404 Page

404 Page

This used Bootstrap and was based on this UX advice. This site demonstrated the importance of giving the user a clear path when he or she is lost.

I originally wanted to build something amusing like Github’s 404 page


or something incredible like these 40(4) pages. But I learned that a 404 page that appears similar to the rest of the site is less disconcerting for the lost user. Also providing the user the option to contact you with feedback as well as a way to return to the Home page creates a better experience. Overall I learned that sometimes less is more when building a web page.



This site used HTML, CSS, and Bootstrap. It was an emulation of elements from this site.
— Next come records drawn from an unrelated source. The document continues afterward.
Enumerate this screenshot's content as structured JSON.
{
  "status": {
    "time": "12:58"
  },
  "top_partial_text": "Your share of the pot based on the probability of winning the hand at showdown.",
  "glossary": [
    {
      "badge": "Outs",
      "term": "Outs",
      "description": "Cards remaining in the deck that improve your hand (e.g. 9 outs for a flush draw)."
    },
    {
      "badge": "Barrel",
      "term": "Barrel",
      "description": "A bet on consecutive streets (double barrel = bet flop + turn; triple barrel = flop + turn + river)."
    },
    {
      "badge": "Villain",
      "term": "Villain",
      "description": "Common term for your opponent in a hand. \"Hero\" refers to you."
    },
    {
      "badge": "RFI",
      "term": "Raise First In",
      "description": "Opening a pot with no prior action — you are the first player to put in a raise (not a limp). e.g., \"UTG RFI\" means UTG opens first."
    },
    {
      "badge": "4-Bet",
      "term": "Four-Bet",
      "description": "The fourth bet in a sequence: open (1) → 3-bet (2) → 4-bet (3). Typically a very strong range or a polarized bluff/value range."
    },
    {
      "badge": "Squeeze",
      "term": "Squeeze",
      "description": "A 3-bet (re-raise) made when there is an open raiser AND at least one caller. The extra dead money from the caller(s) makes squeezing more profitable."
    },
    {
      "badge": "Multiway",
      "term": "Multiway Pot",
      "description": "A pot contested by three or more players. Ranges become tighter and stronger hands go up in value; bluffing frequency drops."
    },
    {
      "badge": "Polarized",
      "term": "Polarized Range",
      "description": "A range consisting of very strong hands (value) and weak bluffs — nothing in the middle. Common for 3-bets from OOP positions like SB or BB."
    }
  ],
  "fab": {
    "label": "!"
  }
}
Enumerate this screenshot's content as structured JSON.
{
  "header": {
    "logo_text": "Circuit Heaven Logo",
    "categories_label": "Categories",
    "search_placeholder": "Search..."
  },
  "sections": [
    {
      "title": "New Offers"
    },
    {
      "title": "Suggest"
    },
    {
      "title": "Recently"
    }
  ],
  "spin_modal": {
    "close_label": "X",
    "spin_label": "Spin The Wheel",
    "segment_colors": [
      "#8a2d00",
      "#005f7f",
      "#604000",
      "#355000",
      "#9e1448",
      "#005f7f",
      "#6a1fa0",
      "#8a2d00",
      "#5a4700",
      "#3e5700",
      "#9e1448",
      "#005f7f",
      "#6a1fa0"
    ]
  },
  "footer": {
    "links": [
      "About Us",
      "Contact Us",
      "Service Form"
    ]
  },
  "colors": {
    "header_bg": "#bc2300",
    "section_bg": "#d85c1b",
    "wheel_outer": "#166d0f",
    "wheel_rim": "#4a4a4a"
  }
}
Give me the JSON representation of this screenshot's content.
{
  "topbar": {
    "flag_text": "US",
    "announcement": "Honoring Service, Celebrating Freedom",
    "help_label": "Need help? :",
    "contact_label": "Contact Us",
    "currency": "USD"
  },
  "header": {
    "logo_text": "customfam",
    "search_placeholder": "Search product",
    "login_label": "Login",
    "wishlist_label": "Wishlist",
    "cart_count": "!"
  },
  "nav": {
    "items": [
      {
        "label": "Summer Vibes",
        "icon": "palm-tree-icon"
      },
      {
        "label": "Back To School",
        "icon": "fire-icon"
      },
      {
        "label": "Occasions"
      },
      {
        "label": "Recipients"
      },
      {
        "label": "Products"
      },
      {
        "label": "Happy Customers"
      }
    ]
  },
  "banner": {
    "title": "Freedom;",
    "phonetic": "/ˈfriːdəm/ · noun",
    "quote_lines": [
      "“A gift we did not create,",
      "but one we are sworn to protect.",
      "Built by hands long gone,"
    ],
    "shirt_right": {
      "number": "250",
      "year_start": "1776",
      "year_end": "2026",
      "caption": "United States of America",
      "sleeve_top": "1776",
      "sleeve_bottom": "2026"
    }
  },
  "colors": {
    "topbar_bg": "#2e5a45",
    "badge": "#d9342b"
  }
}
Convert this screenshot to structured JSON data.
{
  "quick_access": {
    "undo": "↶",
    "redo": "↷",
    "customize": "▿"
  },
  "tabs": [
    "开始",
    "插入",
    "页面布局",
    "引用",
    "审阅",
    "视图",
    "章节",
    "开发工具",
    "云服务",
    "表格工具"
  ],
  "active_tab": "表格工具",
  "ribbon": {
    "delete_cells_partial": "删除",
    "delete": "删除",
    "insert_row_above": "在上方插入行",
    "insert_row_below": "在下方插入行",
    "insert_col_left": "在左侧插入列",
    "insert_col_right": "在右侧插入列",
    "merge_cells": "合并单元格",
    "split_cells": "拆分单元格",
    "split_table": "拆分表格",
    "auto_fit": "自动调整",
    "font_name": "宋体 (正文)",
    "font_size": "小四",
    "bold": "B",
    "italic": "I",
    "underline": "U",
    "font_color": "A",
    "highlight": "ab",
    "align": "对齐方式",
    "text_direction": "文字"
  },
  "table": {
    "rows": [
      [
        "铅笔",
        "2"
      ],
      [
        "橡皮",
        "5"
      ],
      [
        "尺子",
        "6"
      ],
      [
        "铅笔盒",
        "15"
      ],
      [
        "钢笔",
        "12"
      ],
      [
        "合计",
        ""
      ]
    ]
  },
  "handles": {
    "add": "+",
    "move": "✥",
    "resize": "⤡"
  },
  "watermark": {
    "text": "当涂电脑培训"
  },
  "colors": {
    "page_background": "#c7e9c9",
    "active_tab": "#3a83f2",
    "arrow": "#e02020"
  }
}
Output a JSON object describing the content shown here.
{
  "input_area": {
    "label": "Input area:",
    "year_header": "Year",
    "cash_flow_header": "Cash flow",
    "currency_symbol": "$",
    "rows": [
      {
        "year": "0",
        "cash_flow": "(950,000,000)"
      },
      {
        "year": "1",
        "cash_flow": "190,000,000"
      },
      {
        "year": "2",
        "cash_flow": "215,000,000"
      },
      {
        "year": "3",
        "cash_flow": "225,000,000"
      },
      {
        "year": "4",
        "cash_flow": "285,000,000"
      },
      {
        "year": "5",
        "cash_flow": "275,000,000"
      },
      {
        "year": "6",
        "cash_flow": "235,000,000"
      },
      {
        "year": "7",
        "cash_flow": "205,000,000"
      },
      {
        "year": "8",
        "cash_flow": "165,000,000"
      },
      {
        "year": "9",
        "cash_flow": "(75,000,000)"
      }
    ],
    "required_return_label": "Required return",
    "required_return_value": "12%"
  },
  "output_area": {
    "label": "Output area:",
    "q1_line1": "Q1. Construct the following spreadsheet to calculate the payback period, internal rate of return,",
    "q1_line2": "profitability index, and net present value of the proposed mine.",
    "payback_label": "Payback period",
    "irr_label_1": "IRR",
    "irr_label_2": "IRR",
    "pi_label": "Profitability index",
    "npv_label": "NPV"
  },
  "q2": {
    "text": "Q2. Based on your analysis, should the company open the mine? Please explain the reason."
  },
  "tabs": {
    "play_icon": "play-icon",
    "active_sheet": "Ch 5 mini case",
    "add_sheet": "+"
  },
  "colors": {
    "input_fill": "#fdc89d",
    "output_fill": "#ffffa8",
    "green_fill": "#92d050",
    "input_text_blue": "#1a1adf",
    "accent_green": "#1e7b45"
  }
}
This site was built much quicker than the previous Bootstrap sites. I think the more I use Bootstrap the more I can reuse code from previous sites. Furthermore the better and more quickly I recognize patterns, i.e. 3 columns means each column will have a width of 4, if there is a wide carousel maybe hide that for smaller phone screens.

On another note, I finished the coding challenges (Bonfires) at Free Code Camp. They did an amazing job of having the challenges progress from easy to medium to hard. As a result the JavaScript problems were actually enjoyable. I am now doing a problem each day from Code Wars.

At first I thought coding challenges were pointless, frustrating, and unpleasant. I now realize they can be enjoyable if they are bite size and not too easy but not too hard. They are also a way to warm up my mind and also to learn language and specific ways of solving problems. Furthermore after you solve a problem at Code Wars, you can gain access to others’ solutions. Viewing others’ solutions is eye-opening and informative.



This site used HTML, CSS, and Bootstrap. It was an emulation of elements from this Bootstrap 2 site.

Here are the links that helped me:

Hover Nav
Background Full Page
Semi-transparent footer

I am getting much more comfortable with Bootstrap and adjusting the columns to make the site look nice at different sizes. I am starting to be able to look at a page and be able to guesstimate the column widths, but not the pixel sizes just yet. Also I am much better at searching for the CSS and Bootstrap terms to build and edit the pages.

W3 Schools Bootstrap 2

W3 Schools Bootstrap 2

This used Bootstrap and was based on this course. This site demonstrates Bootstrap features such Navbars, Dropdown Menus, and Forms.

I think this site might be my formula for reviewing, learning, and mastering computer science concepts. I gained a great overview of Bootstrap by building with the sample code and adding short explanations. The next step will be lots of building and applying what I learned these last two days. But I think the formula will be to gain a quick overview by building and sharing, and then diving into the details with more building and applying.

W3 Schools Bootstrap

W3 Schools Bootstrap

This used Bootstrap and was based on this course. This site demonstrates Bootstrap features such Contextual Classes, Responsive Embed, and Badges.

Update: I decided that rather than simply reading the W3 Schools Bootstrap Tutorial, I could learn, practice, and master the material even better by building it while explaining it. Basically I am attempting to gain mastery by doing and teaching/sharing.

On another note, I started playing around with Free Code Camp. The lessons are well-organized, interactive, and succinct. Their explanation of what to do when you are stuck is a must read.

Furthermore, their Bonfires (JavaScript coding challenges) are actually enjoyable. They did a great job of making the challenges flow because they start off relatively easy and progressively increase in difficulty. Most other sites have coding challenges that require you to go from sitting to sprinting, while Free Code Camp’s challenges take you from sitting to crawling to walking and to eventually running. Check out Free Code Camp if you want to dive into JavaScript.